There are many conditions that can affect your eyes. Unfortunately, these conditions can sometimes happen at the same time.
Occasionally, however, you have the opportunity to solve more than one problem with only one treatment. Cataracts and astigmatism are two common eye conditions that can be treated at the same time.
Keep reading to learn more about cataract surgery and whether or not it can treat astigmatism!
What Are Cataracts?
Cataracts are a common age-related eye condition that affects vision. The lens inside the eye gradually becomes cloudy due to protein breaking down and clumping together, a process known as opacification.
As cataracts develop, they block light from properly passing through the lens and focusing on the retina, the light-sensitive tissue at the back of the eye. This leads to symptoms such as blurred vision, faded colors, glare or halos around lights, and increased sensitivity to light.
In the early stages, vision changes from cataracts may be subtle. The cloudiness starts off small and doesn’t significantly obstruct light transmission.
As cataracts worsen over time, often over a period of years, vision loss becomes more noticeable.
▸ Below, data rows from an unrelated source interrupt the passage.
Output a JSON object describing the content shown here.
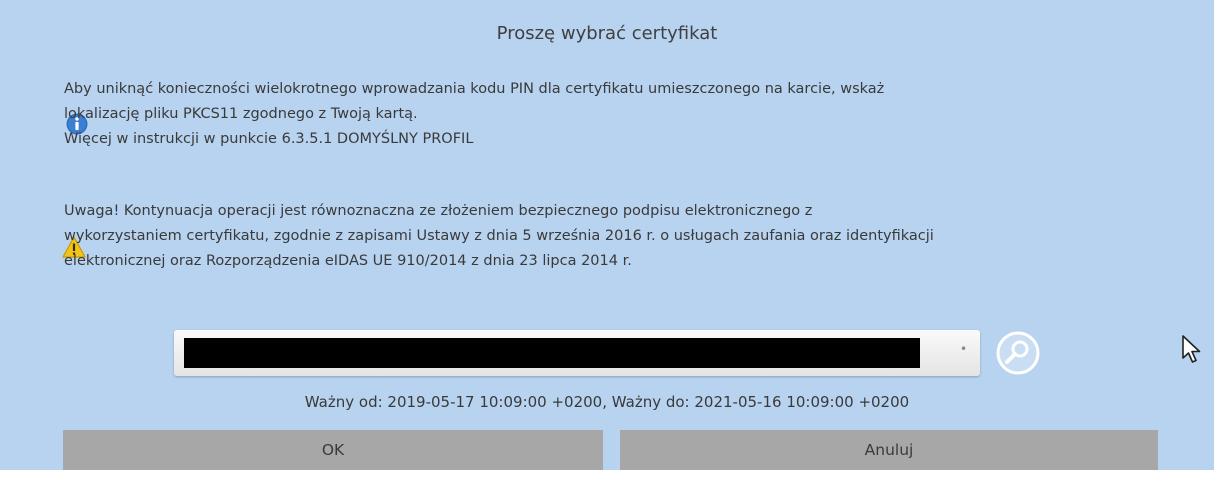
{
  "dialog": {
    "title": "Proszę wybrać certyfikat",
    "info": {
      "icon": "info-icon",
      "lines": [
        "Aby uniknąć konieczności wielokrotnego wprowadzania kodu PIN dla certyfikatu umieszczonego na karcie, wskaż",
        "lokalizację pliku PKCS11 zgodnego z Twoją kartą.",
        "Więcej w instrukcji w punkcie 6.3.5.1 DOMYŚLNY PROFIL"
      ]
    },
    "warning": {
      "icon": "warning-icon",
      "lines": [
        "Uwaga! Kontynuacja operacji jest równoznaczna ze złożeniem bezpiecznego podpisu elektronicznego z",
        "wykorzystaniem certyfikatu, zgodnie z zapisami Ustawy z dnia 5 września 2016 r. o usługach zaufania oraz identyfikacji",
        "elektronicznej oraz  Rozporządzenia eIDAS UE 910/2014 z dnia 23 lipca 2014 r."
      ]
    },
    "certificate_select": {
      "selected_value": ""
    },
    "validity": "Ważny od: 2019-05-17 10:09:00 +0200, Ważny do: 2021-05-16 10:09:00 +0200",
    "buttons": {
      "ok_label": "OK",
      "cancel_label": "Anuluj"
    },
    "colors": {
      "background": "#b7d3ef",
      "button": "#a7a7a7",
      "info_icon": "#2f6fc0",
      "warning_icon": "#f0c419"
    }
  }
}
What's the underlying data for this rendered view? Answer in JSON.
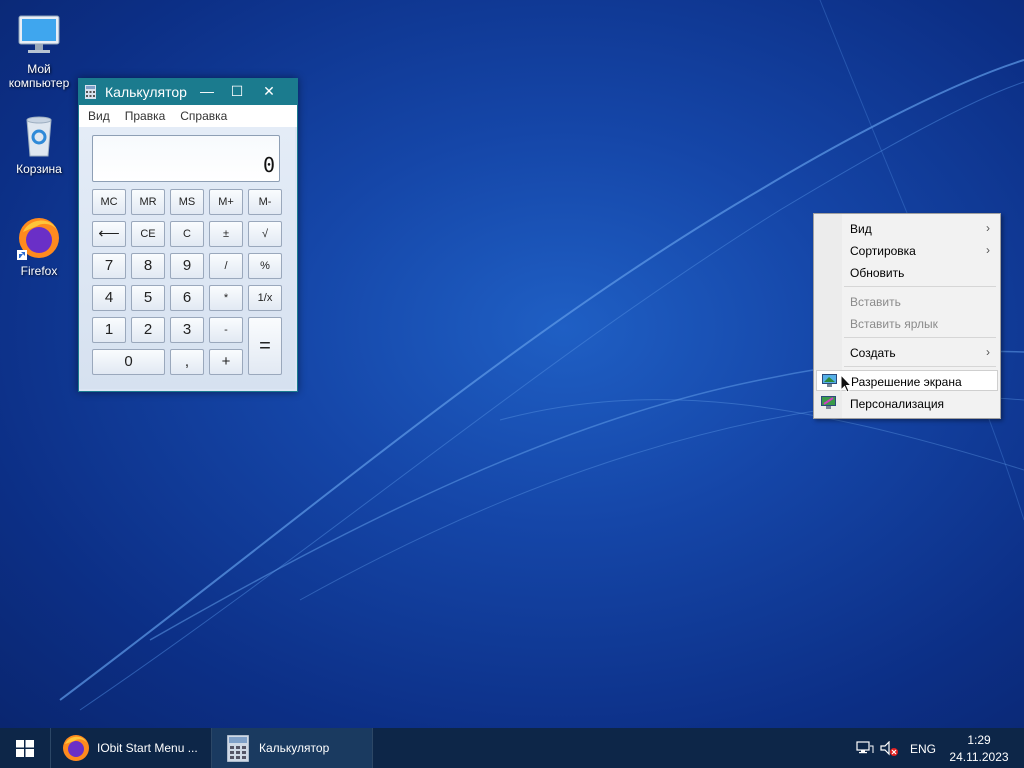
{
  "desktop": {
    "icons": [
      {
        "label_line1": "Мой",
        "label_line2": "компьютер",
        "icon": "computer-icon"
      },
      {
        "label": "Корзина",
        "icon": "recycle-bin-icon"
      },
      {
        "label": "Firefox",
        "icon": "firefox-icon"
      }
    ]
  },
  "calculator": {
    "title": "Калькулятор",
    "icon": "calculator-icon",
    "menu": [
      "Вид",
      "Правка",
      "Справка"
    ],
    "display": "0",
    "buttons": {
      "mc": "MC",
      "mr": "MR",
      "ms": "MS",
      "mplus": "M+",
      "mminus": "M-",
      "backspace": "⟵",
      "ce": "CE",
      "c": "C",
      "plusminus": "±",
      "sqrt": "√",
      "n7": "7",
      "n8": "8",
      "n9": "9",
      "div": "/",
      "percent": "%",
      "n4": "4",
      "n5": "5",
      "n6": "6",
      "mul": "*",
      "recip": "1/x",
      "n1": "1",
      "n2": "2",
      "n3": "3",
      "sub": "-",
      "eq": "=",
      "n0": "0",
      "dot": ",",
      "add": "+"
    }
  },
  "context_menu": {
    "items": [
      {
        "label": "Вид",
        "submenu": true
      },
      {
        "label": "Сортировка",
        "submenu": true
      },
      {
        "label": "Обновить"
      },
      {
        "label": "Вставить",
        "disabled": true
      },
      {
        "label": "Вставить ярлык",
        "disabled": true
      },
      {
        "label": "Создать",
        "submenu": true
      },
      {
        "label": "Разрешение экрана",
        "icon": "display-resolution-icon",
        "highlighted": true
      },
      {
        "label": "Персонализация",
        "icon": "personalization-icon"
      }
    ],
    "arrow": "›"
  },
  "taskbar": {
    "start_icon": "windows-start-icon",
    "items": [
      {
        "label": "IObit Start Menu ...",
        "icon": "firefox-icon"
      },
      {
        "label": "Калькулятор",
        "icon": "calculator-icon"
      }
    ],
    "tray": {
      "network_icon": "network-icon",
      "volume_icon": "volume-muted-icon",
      "language": "ENG",
      "time": "1:29",
      "date": "24.11.2023"
    }
  },
  "colors": {
    "desktop": "#1546a8",
    "calc_title": "#1b7b8e",
    "taskbar": "#0d2648"
  }
}
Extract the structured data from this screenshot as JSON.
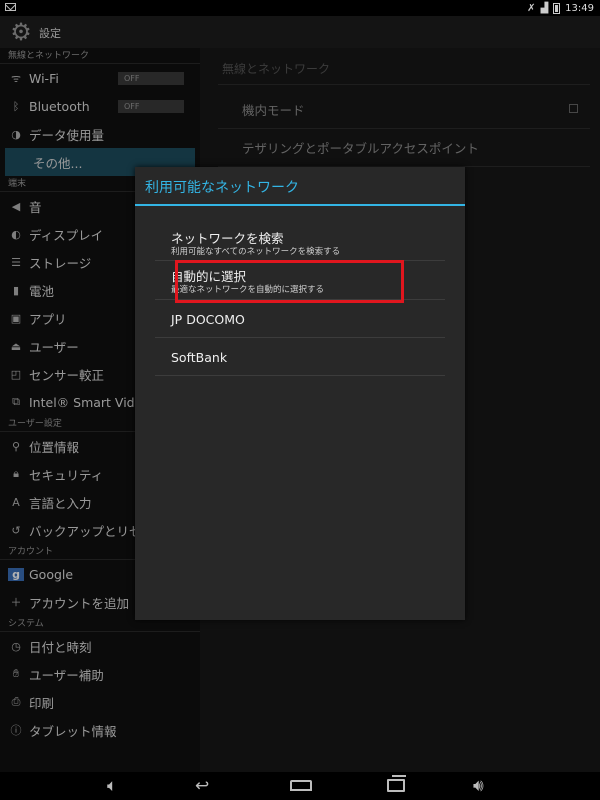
{
  "status": {
    "time": "13:49"
  },
  "app": {
    "title": "設定"
  },
  "left": {
    "wireless_section": "無線とネットワーク",
    "wifi": "Wi-Fi",
    "wifi_toggle": "OFF",
    "bluetooth": "Bluetooth",
    "bluetooth_toggle": "OFF",
    "data_usage": "データ使用量",
    "more": "その他...",
    "device_section": "端末",
    "sound": "音",
    "display": "ディスプレイ",
    "storage": "ストレージ",
    "battery": "電池",
    "apps": "アプリ",
    "users": "ユーザー",
    "sensor": "センサー較正",
    "intel": "Intel® Smart Video",
    "user_settings_section": "ユーザー設定",
    "location": "位置情報",
    "security": "セキュリティ",
    "language": "言語と入力",
    "backup": "バックアップとリセ",
    "account_section": "アカウント",
    "google": "Google",
    "add_account": "アカウントを追加",
    "system_section": "システム",
    "datetime": "日付と時刻",
    "accessibility": "ユーザー補助",
    "print": "印刷",
    "about": "タブレット情報"
  },
  "right": {
    "header": "無線とネットワーク",
    "airplane": "機内モード",
    "tethering": "テザリングとポータブルアクセスポイント"
  },
  "dialog": {
    "title": "利用可能なネットワーク",
    "options": [
      {
        "title": "ネットワークを検索",
        "sub": "利用可能なすべてのネットワークを検索する"
      },
      {
        "title": "自動的に選択",
        "sub": "最適なネットワークを自動的に選択する"
      },
      {
        "title": "JP DOCOMO"
      },
      {
        "title": "SoftBank"
      }
    ]
  },
  "colors": {
    "accent": "#33b5e5",
    "highlight": "#e0161e",
    "selected": "#1e4c5e"
  }
}
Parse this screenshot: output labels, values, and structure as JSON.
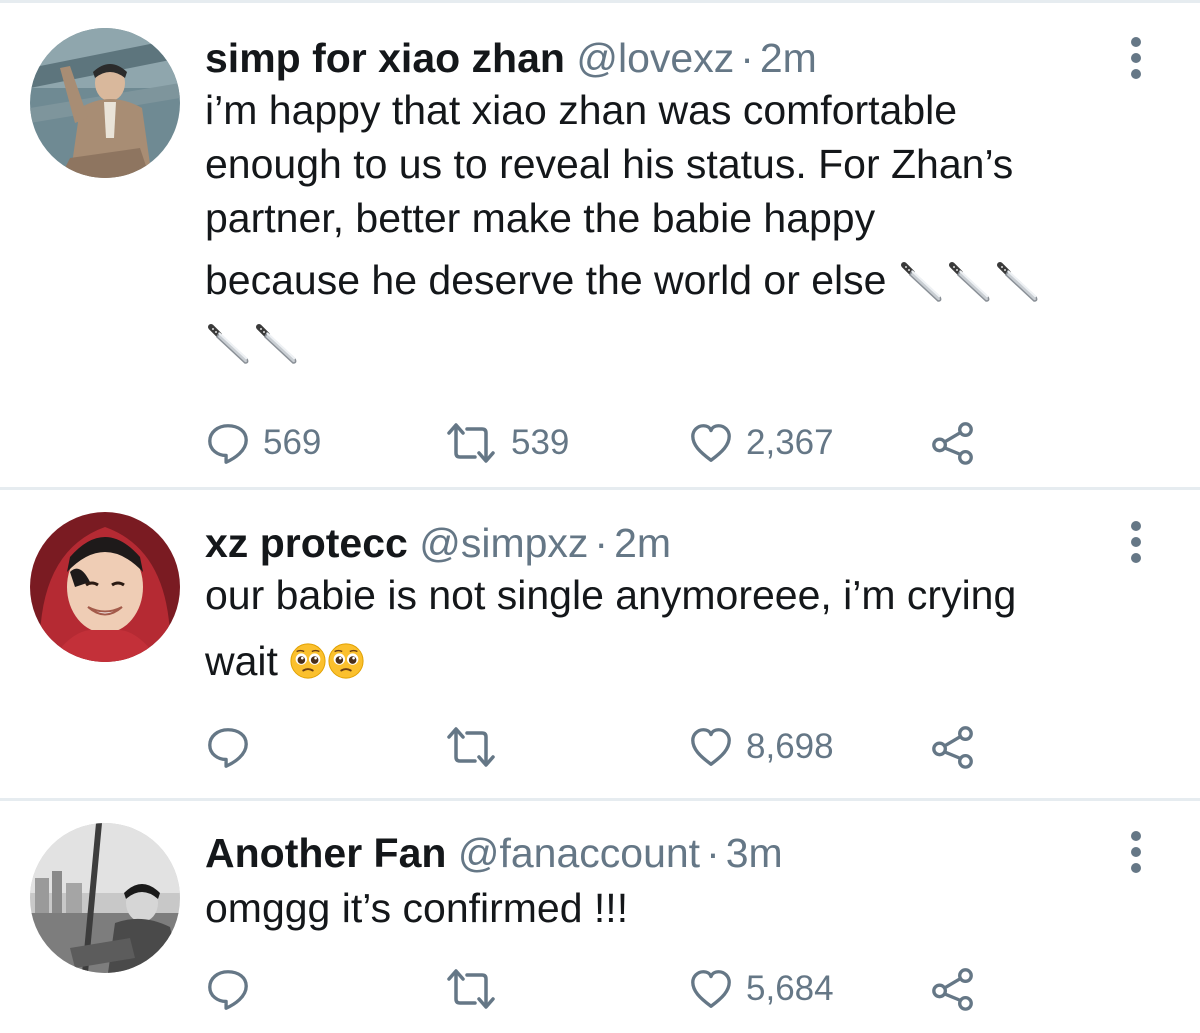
{
  "tweets": [
    {
      "name": "simp for xiao zhan",
      "handle": "@lovexz",
      "separator": "·",
      "time": "2m",
      "lines": [
        "i’m happy that xiao zhan was comfortable",
        "enough to us to reveal his status. For Zhan’s",
        "partner, better make the babie happy",
        "because he deserve the world or else",
        ""
      ],
      "emoji": "knife-emoji",
      "replies": "569",
      "retweets": "539",
      "likes": "2,367"
    },
    {
      "name": "xz protecc",
      "handle": "@simpxz",
      "separator": "·",
      "time": "2m",
      "lines": [
        "our babie is not single anymoreee, i’m crying",
        "wait"
      ],
      "emoji": "pleading-face-emoji",
      "replies": "",
      "retweets": "",
      "likes": "8,698"
    },
    {
      "name": "Another Fan",
      "handle": "@fanaccount",
      "separator": "·",
      "time": "3m",
      "lines": [
        "omggg it’s confirmed !!!"
      ],
      "replies": "",
      "retweets": "",
      "likes": "5,684"
    }
  ],
  "icons": {
    "reply": "reply-icon",
    "retweet": "retweet-icon",
    "like": "heart-icon",
    "share": "share-icon",
    "more": "more-vertical-icon"
  },
  "colors": {
    "text": "#14171a",
    "secondary": "#657786",
    "divider": "#e6ecf0"
  }
}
Without treatment, advanced cataracts can eventually cause vision loss.
Cataract surgery to remove the cloudy natural lens and replace it with an artificial intraocular lens is the only effective treatment.
What Is Astigmatism?
Astigmatism is a common refractive error that causes blurred vision. Unlike cataracts, which are caused by clouding of the eye’s lens, astigmatism results from an irregularly shaped cornea, which is the clear outer layer at the front of the eye.
With astigmatism, the cornea is more curved in some directions than others. This prevents light from properly focusing on the retina at the back of the eye, resulting in distorted and unfocused vision.
While astigmatism can develop at any age, it is often present from birth. Like other refractive errors such as nearsightedness and farsightedness, the symptoms of astigmatism include fuzzy vision and eye strain or headaches with visual tasks.
However, unlike cataracts, which progressively worsen over time, astigmatism is typically stable or only gradually changing. Astigmatism can be corrected with eyeglasses, contact lenses, or refractive surgery to reshape the cornea.
For those who require cataract surgery, astigmatism treatment can also be incorporated at the same time through precise placement of the artificial lens implant. Tackling both conditions together may optimize visual outcomes.
What Happens During Cataract Surgery?
Cataract surgery involves removing and replacing the lens of the eye. The lens is a rounded piece of tissue inside the eye, just behind the pupil.
This piece of specialized tissue is also normally transparent and flexible. This allows the lens to move and adjust, changing the focus of the light that passes through it.
Once the lens develops a cataract and the cataract progresses enough to affect your life, you should schedule your cataract surgery. You can track the progress of cataracts with regular visits to the eye doctor.
During the procedure, your eye will be numbed. Your cataract surgeon will then create a small opening in your cornea.
With the cornea open, your cataract surgeon is able to use a small device inside your eye that safely dismantles the lens. The remaining pieces of lens tissue are removed with suction.
Your cataract surgeon replaces the old lens with a new, artificial one, which is called an IOL or intraocular lens. After, the tiny opening in your cornea will heal naturally over time.
What IOL Should I Choose?
IOL selection is very important, especially if you plan to treat astigmatism. Premium IOL options are able to restore vision at near, intermediate, and far distances.
If you have astigmatism, talk to your eye doctor about choosing a toric IOL. Toric IOLs are custom-made and fit to counteract the imbalanced focus that astigmatism causes.
Do you want to learn more about how you can correct your astigmatism during cataract surgery? Schedule a cataract evaluation at Frantz EyeCare in Fort Myers, FL, today!